    Howard – Do you know if Gary Giddins’ column is going to be in the revamped JT? I wrote to ask them and haven’t received any response.
    HM: I don’t know. Last thing I was aware of, back in spring Gary agreed to write half as often (every other month rather than monthly).

  2. says

    Here’s hoping that the online component really takes off. As much a fan of long-form print journalism I am, the future life of the magazine will depend on how they capitalize on the opportunity to enhance their online platform!
    HM: JazzTimes did enhance its online platform last winter, before the summer transfer of ownership. Actually capitalizing on its website is a challenge for JT or any other publication. But of course we all wish it comes up with a way to do that, and be a leader in the field.

  3. Joe says
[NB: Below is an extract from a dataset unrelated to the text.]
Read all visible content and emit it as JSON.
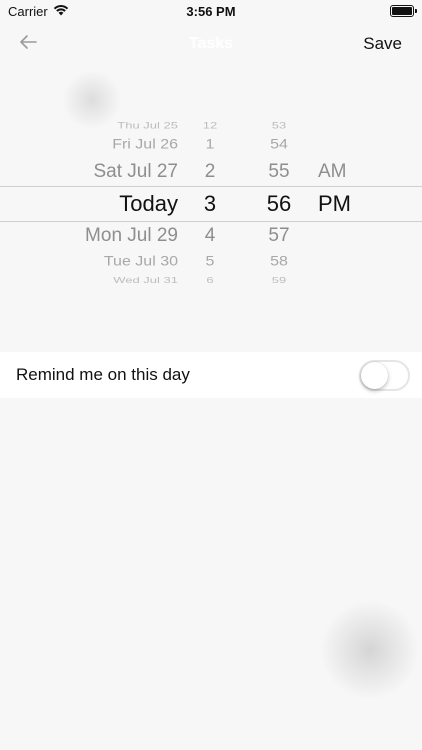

    As a JT subscriber, I’m very glad the magazine is back and I’m intrigued by their promise to cover more international jazz.
    Have to say, though, I was mighty impressed with a recent digital edition of Jazziz.
    Imagine: Reading a review and clicking on it to hear a sound sample of the reviewed CD; or clicking on an ad and hearing sound samples of the advertised CD.
    JT and DB both need to follow that example and add to it with links to live clips, interviews, etc.